The back-end developer is responsible for what goes on behind the scenes, including the server, application, and database. The front-end developer, on the other hand, is concerned with converting data to a graphical interface (i.e. what people see when they visit your site). To create the Drupal site of your dreams, you'll need an experienced front-end developer on-hand.
10. There’s a lack of support
Drupal has a history of dropping support for older versions, leaving users in the dark. And, plenty of older modules are no longer properly maintained.
11. It’s hard to test anything
The Drupal module responsible for testing is called SimpleTest. It was first built back in 2004, later becoming a part of Drupal core. Unfortunately, despite being around for over 15 years, it’s still prone to crashing.
12. It’s not API-centric
Core dna is an API-first solution, meaning content can be distributed to any device. Drupal doesn’t take an API-centric approach, so it struggles to distribute content beyond laptops, smartphones, and tablets out-of-the-box.
13. There are too many ‘Drupalisms’
A ‘Drupalism’ is a non-standard way of working that’s particular to Drupal. Drupalisms are slowly being phased out in favor of OOP standards, but there are still way too many of them, making working with the software frustratingly counter-intuitive at times.
Drupal vs. Core dna
|Content management system||✓||✓|
|Flexible content model||X||✓|
|Requires internal front-end development team||✓||X|
|Requires ongoing maintenance||✓||X|

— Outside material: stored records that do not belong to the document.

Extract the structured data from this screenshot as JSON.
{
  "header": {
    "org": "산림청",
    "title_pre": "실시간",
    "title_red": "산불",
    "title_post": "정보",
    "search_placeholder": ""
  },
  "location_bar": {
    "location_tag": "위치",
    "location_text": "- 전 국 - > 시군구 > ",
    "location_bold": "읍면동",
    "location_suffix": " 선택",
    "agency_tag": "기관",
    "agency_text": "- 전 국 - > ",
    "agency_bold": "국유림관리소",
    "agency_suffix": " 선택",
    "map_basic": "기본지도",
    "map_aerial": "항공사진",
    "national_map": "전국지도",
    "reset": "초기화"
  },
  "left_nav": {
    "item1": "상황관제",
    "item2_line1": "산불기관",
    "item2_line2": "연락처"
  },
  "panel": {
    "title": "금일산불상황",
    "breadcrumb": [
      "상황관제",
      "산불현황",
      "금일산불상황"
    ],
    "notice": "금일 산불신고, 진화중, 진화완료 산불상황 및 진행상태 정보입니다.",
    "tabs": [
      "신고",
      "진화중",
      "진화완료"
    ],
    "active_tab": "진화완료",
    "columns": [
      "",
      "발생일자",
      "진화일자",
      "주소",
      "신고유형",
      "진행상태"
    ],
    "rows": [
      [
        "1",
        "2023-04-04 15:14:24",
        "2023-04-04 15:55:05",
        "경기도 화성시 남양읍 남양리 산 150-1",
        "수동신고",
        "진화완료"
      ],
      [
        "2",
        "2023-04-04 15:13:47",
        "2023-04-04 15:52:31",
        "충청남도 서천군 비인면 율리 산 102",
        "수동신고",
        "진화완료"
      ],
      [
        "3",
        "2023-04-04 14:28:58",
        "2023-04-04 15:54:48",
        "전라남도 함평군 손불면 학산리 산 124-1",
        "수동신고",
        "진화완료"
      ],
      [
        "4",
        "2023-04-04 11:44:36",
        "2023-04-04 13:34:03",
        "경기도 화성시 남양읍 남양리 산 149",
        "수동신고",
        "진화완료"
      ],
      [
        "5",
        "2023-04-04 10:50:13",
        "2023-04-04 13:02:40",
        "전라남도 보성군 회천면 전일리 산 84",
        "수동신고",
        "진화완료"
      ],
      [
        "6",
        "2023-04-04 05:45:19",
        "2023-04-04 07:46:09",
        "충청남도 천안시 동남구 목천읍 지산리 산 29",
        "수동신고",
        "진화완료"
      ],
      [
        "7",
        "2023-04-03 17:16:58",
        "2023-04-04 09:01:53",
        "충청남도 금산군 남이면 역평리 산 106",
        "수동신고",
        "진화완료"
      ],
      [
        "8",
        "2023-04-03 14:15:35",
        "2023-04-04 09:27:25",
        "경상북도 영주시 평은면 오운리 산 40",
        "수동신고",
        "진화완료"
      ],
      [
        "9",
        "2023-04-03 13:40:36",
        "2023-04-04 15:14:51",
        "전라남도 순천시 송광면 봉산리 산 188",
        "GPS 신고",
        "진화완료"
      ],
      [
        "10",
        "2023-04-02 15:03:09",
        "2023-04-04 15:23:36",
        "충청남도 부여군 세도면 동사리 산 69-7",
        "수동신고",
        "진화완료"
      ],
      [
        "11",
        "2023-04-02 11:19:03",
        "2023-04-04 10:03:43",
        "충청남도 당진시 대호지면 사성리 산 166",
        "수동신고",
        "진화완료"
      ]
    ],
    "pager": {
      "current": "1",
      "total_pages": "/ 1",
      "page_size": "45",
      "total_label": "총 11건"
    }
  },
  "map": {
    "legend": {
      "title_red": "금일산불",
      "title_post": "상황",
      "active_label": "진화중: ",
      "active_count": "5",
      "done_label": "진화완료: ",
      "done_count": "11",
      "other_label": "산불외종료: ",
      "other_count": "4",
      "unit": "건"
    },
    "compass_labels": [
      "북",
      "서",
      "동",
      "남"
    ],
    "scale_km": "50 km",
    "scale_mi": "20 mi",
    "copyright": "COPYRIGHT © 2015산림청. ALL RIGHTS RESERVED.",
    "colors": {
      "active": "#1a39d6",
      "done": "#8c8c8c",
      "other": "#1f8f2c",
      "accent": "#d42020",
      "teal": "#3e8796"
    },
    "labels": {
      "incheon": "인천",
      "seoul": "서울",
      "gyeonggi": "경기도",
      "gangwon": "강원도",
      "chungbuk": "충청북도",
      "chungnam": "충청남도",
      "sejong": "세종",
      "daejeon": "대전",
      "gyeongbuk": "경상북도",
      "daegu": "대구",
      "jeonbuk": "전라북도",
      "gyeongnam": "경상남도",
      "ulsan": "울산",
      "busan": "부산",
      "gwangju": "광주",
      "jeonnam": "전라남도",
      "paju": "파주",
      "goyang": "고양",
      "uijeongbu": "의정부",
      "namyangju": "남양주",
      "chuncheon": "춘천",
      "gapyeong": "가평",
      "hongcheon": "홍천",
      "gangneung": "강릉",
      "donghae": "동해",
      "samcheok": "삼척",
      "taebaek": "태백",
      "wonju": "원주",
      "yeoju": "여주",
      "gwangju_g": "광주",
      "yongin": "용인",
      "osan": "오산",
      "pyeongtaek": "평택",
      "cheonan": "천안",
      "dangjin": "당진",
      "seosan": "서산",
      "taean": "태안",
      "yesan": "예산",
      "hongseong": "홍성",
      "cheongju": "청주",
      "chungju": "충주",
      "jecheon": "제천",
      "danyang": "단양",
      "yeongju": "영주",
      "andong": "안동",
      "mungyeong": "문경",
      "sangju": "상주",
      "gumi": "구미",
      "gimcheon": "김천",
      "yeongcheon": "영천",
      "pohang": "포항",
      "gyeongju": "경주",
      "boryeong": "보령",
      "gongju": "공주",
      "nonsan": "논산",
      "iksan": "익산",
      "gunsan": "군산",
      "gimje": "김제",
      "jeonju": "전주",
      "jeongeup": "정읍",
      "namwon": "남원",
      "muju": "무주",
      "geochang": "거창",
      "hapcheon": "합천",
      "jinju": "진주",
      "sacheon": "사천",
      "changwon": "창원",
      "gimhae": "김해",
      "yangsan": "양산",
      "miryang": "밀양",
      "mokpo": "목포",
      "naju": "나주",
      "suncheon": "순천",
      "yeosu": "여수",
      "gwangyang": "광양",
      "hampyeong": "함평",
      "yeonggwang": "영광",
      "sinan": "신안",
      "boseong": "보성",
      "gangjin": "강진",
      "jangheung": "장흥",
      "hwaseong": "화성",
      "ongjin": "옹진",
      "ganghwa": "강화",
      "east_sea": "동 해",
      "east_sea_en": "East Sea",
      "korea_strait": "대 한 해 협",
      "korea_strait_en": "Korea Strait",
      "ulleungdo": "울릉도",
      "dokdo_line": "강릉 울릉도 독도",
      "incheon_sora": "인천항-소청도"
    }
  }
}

|Modular applications||X||A collection of applications for content, eCommerce, marketing, and collaboration|
|3rd party integrations||Using 3rd party plugin||ERP, CRM, Marketing, CDP, payment gateways, shipping providers, logistics engines, tax calculation & remittances, web hooks|
|Performance/security||Managed by users/customers||WAF/DDoS, Geo-redundancy, TSL/SSL encryption, CDN|
|Monitoring||Managed by users/customers||Performance & uptime monitoring, error management|
|Infrastructure||Managed by users/customers||API/Hooks interface, GIT version control, continuous and parallel development|
|Network||Managed by users/customers||Managed geo-redundant DNS, Anycast IP range, 45 Edge locations|
|Best for industry||Content-heavy websites||eCommerce, publishing, marketing|